Government is what turns the jungle into a garden. To govern poorly is to “let nature take its course,” which results in wild growth by a few noxious weeds and the eventual collapse of the garden. To govern well is to tend the garden: to weed, to seed, and to feed. We believe firmly that a market is the best tool ever invented to generate solutions to human problems. But since there is no such thing as a market without a government, the only question is how well, to what ends, and with what skill the government shapes and adjusts the life of the market—how well it tends—so that it yields solutions for the common good.
That some liberals have largely embraced what might be termed “liberaltarianism” (though, as Wilkinson notes, there is assuredly an imperfect convergence)—and co-opted some libertarian ideas—is rather amusing, given the perpetual paranoid caterwauling from the right about impending SOCIALISM. (For instance, we’re now fighting over whether the top marginal tax rate should be 36 percent or 39 percent; it was around 90 percent under Ike. And yet … SOCIALISM. It’s really quite insane to watch if you know the first thing about American political history, but I digress.) More importantly, progressives (or at least, progressive intellectuals) much more so than conservatives (who have by and large made nihilism their cause du jour) are looking at government not in the sense of big vs. small, or left vs. right, or intrusive vs. laissez-faire, but of what works vs. what doesn’t.
Our bumper sticker is that government should do more what, less how: a stronger hand in setting great national goals and purposes; a lighter touch in how we reach those goals.
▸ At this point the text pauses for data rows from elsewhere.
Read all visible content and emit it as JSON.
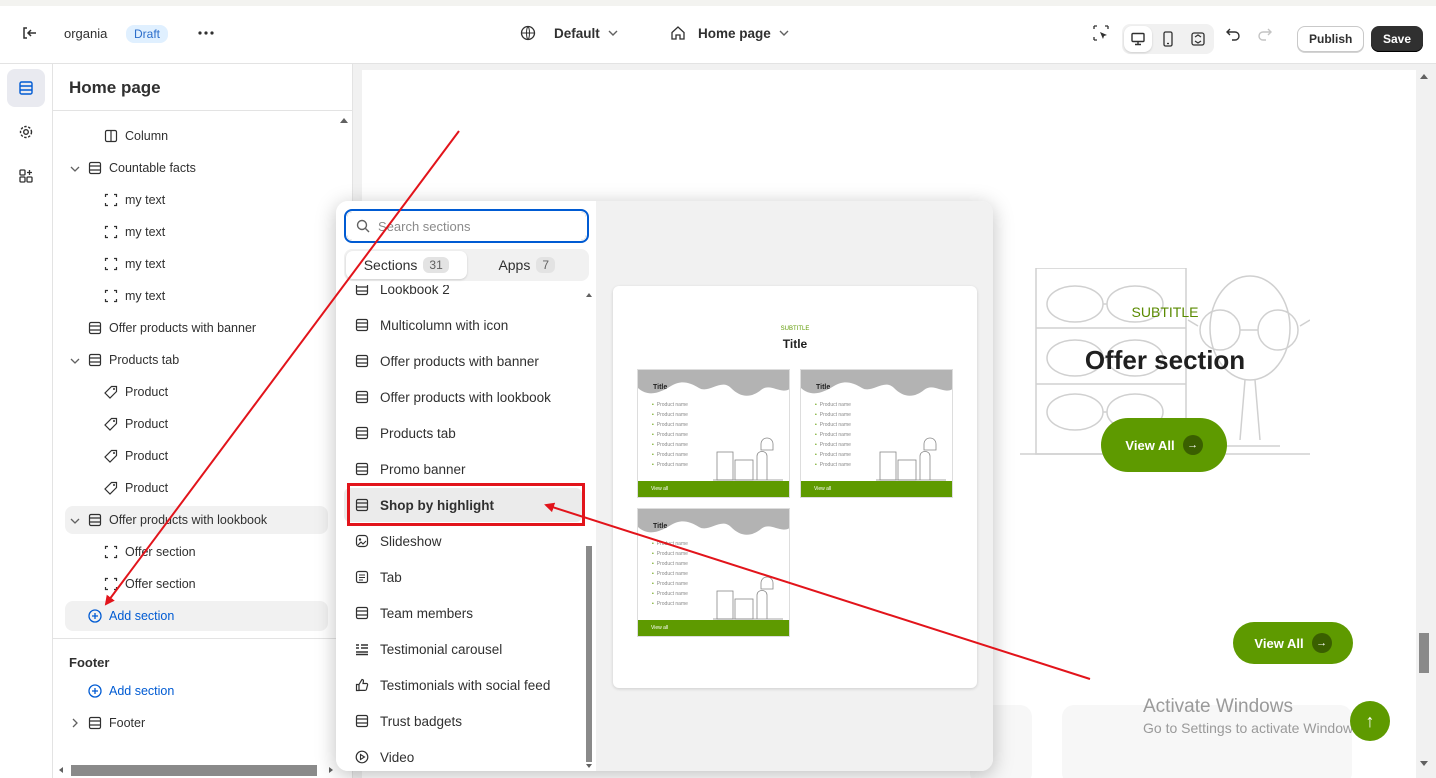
{
  "topbar": {
    "store_name": "organia",
    "status_badge": "Draft",
    "theme_selector": "Default",
    "page_selector": "Home page",
    "publish_label": "Publish",
    "save_label": "Save"
  },
  "sidebar": {
    "title": "Home page",
    "tree": [
      {
        "label": "Column",
        "icon": "column-icon"
      },
      {
        "label": "Countable facts",
        "icon": "section-icon"
      },
      {
        "label": "my text",
        "icon": "block-icon"
      },
      {
        "label": "my text",
        "icon": "block-icon"
      },
      {
        "label": "my text",
        "icon": "block-icon"
      },
      {
        "label": "my text",
        "icon": "block-icon"
      },
      {
        "label": "Offer products with banner",
        "icon": "section-icon"
      },
      {
        "label": "Products tab",
        "icon": "section-icon"
      },
      {
        "label": "Product",
        "icon": "tag-icon"
      },
      {
        "label": "Product",
        "icon": "tag-icon"
      },
      {
        "label": "Product",
        "icon": "tag-icon"
      },
      {
        "label": "Product",
        "icon": "tag-icon"
      },
      {
        "label": "Offer products with lookbook",
        "icon": "section-icon"
      },
      {
        "label": "Offer section",
        "icon": "block-icon"
      },
      {
        "label": "Offer section",
        "icon": "block-icon"
      }
    ],
    "add_section_label": "Add section",
    "footer_heading": "Footer",
    "footer_add_section_label": "Add section",
    "footer_item": "Footer"
  },
  "popover": {
    "search_placeholder": "Search sections",
    "tabs": [
      {
        "label": "Sections",
        "count": "31"
      },
      {
        "label": "Apps",
        "count": "7"
      }
    ],
    "sections": [
      {
        "label": "Lookbook 2",
        "icon": "section-icon"
      },
      {
        "label": "Multicolumn with icon",
        "icon": "section-icon"
      },
      {
        "label": "Offer products with banner",
        "icon": "section-icon"
      },
      {
        "label": "Offer products with lookbook",
        "icon": "section-icon"
      },
      {
        "label": "Products tab",
        "icon": "section-icon"
      },
      {
        "label": "Promo banner",
        "icon": "section-icon"
      },
      {
        "label": "Shop by highlight",
        "icon": "section-icon"
      },
      {
        "label": "Slideshow",
        "icon": "slideshow-icon"
      },
      {
        "label": "Tab",
        "icon": "tab-icon"
      },
      {
        "label": "Team members",
        "icon": "section-icon"
      },
      {
        "label": "Testimonial carousel",
        "icon": "testimonial-icon"
      },
      {
        "label": "Testimonials with social feed",
        "icon": "thumbs-up-icon"
      },
      {
        "label": "Trust badgets",
        "icon": "section-icon"
      },
      {
        "label": "Video",
        "icon": "play-icon"
      }
    ],
    "preview": {
      "subtitle": "SUBTITLE",
      "title": "Title",
      "card_title": "Title",
      "product_name": "Product name",
      "card_button": "View all"
    }
  },
  "canvas": {
    "offer_subtitle": "SUBTITLE",
    "offer_title": "Offer section",
    "view_all_1": "View All",
    "view_all_2": "View All",
    "watermark_line1": "Activate Windows",
    "watermark_line2": "Go to Settings to activate Windows."
  },
  "colors": {
    "accent_blue": "#005bd3",
    "brand_green": "#5e9a00",
    "annotation_red": "#e2141b"
  }
}
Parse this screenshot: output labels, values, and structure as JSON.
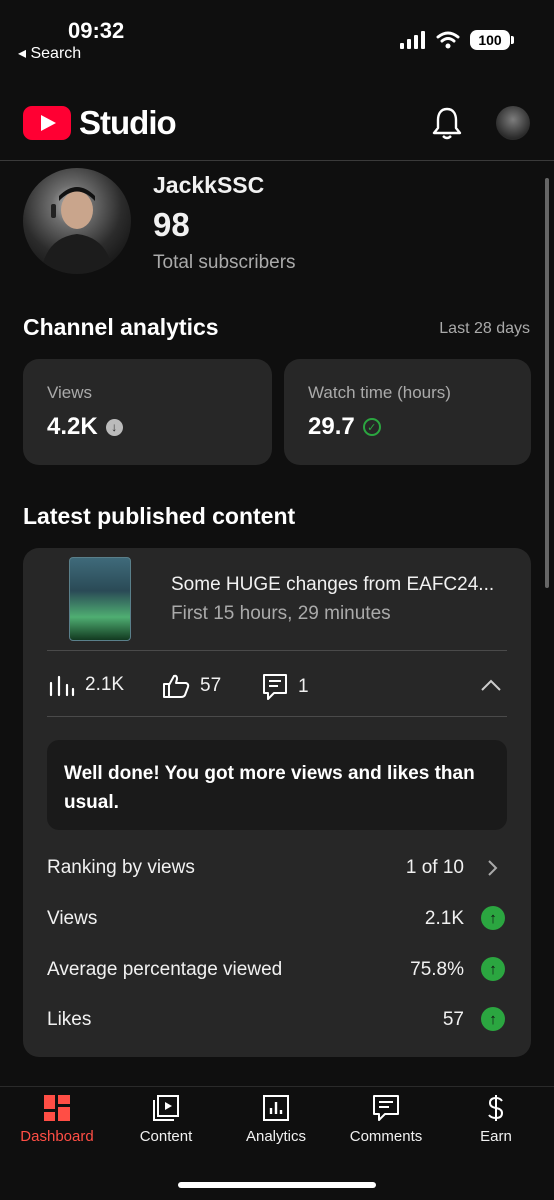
{
  "status_bar": {
    "time": "09:32",
    "back_label": "◂ Search",
    "battery": "100"
  },
  "header": {
    "app_name": "Studio",
    "brand_color": "#ff0033",
    "icons": [
      "notification-bell-icon",
      "account-avatar"
    ]
  },
  "channel": {
    "name": "JackkSSC",
    "subscriber_count": "98",
    "subscriber_label": "Total subscribers"
  },
  "analytics": {
    "title": "Channel analytics",
    "period": "Last 28 days",
    "metrics": [
      {
        "label": "Views",
        "value": "4.2K",
        "indicator": "down-arrow-icon"
      },
      {
        "label": "Watch time (hours)",
        "value": "29.7",
        "indicator": "check-icon"
      }
    ]
  },
  "latest": {
    "title": "Latest published content",
    "video_title": "Some HUGE changes from EAFC24...",
    "video_subtitle": "First 15 hours, 29 minutes",
    "stats": {
      "views": "2.1K",
      "likes": "57",
      "comments": "1"
    },
    "notice": "Well done! You got more views and likes than usual.",
    "rows": [
      {
        "label": "Ranking by views",
        "value": "1 of 10"
      },
      {
        "label": "Views",
        "value": "2.1K"
      },
      {
        "label": "Average percentage viewed",
        "value": "75.8%"
      },
      {
        "label": "Likes",
        "value": "57"
      }
    ],
    "positive_color": "#2ba640"
  },
  "bottom_nav": [
    {
      "label": "Dashboard",
      "active": true
    },
    {
      "label": "Content",
      "active": false
    },
    {
      "label": "Analytics",
      "active": false
    },
    {
      "label": "Comments",
      "active": false
    },
    {
      "label": "Earn",
      "active": false
    }
  ],
  "accent_active": "#ff4e45"
}
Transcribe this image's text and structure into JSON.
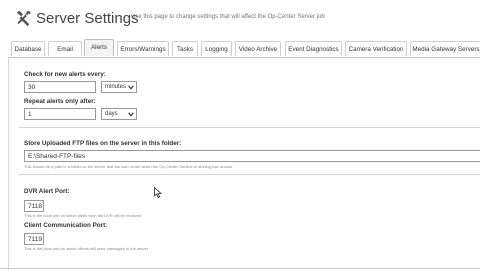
{
  "header": {
    "icon": "tools-icon",
    "title": "Server Settings",
    "subtitle": "Use this page to change settings that will affect the Op-Center Server job"
  },
  "tabs": [
    {
      "label": "Database",
      "active": false
    },
    {
      "label": "Email",
      "active": false
    },
    {
      "label": "Alerts",
      "active": true
    },
    {
      "label": "Errors/Warnings",
      "active": false
    },
    {
      "label": "Tasks",
      "active": false
    },
    {
      "label": "Logging",
      "active": false
    },
    {
      "label": "Video Archive",
      "active": false
    },
    {
      "label": "Event Diagnostics",
      "active": false
    },
    {
      "label": "Camera Verification",
      "active": false
    },
    {
      "label": "Media Gateway Servers",
      "active": false
    }
  ],
  "alerts": {
    "check_label": "Check for new alerts every:",
    "check_value": "30",
    "check_unit": "minutes",
    "repeat_label": "Repeat alerts only after:",
    "repeat_value": "1",
    "repeat_unit": "days",
    "ftp_label": "Store Uploaded FTP files on the server in this folder:",
    "ftp_value": "E:\\Shared-FTP-files",
    "ftp_hint": "This should be a path to a folder on the server that the user under which the Op-Center Service is running has access",
    "dvr_label": "DVR Alert Port:",
    "dvr_value": "7118",
    "dvr_hint": "This is the local port on which alerts from the DVR will be received",
    "client_label": "Client Communication Port:",
    "client_value": "7119",
    "client_hint": "This is the local port on which clients will send messages to the server"
  }
}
Government should be less a service provider and more a tool creator; less wielder of stick than of carrot; less the parent than the coach; less the vending machine than the toolkit for civic action. A more what/less how government should set the bar high and invest fully in a great springboard—then let people, through dedication and practice, compete to get over the bar.
Liu and Hanauer argue that the government should act as a “prime contractor,” and use the tax code to “nudge” people toward—although not necessarily mandate—positive societal goals (minimizing climate change, for instance, by virtue of both a carbon tax and financial and regulatory rewards for businesses that cut their pollution emissions); it should be spend more on prevention, less on cures; it should both allow states to experiment with different (but well-funded) approaches to, say, education, while being obsessively introspective and junking immediately the things that don’t work. As they say:
The point, as in our entire philosophy, is not to end government, but to end the way we do government. Government should be living, organic, evolving—not inert, inanimate, and unchanging.
I saw hints of that philosophy in Obama’s SOTU, as I have throughout his presidency—and often, I think, it’s misinterpreted as “triangulation” or centrism. But while saying the government needs to invest more in these targeted areas is great, what’s missing is the sense that government can do this well—the proposition that government can be, in fact, a force for good rather than just a necessary evil—and the path to how we do it. What’s missing is a defense of the government as a means to the collective good, as a source of innovation and the curator of a dynamic, well-educated society.
Until we acknowledge that, until it permeates the core of our culture, debates over whether to fund this education program or that science research are rendered largely ephemeral, especially when half of Congress sees the government itself as a blight upon freedom.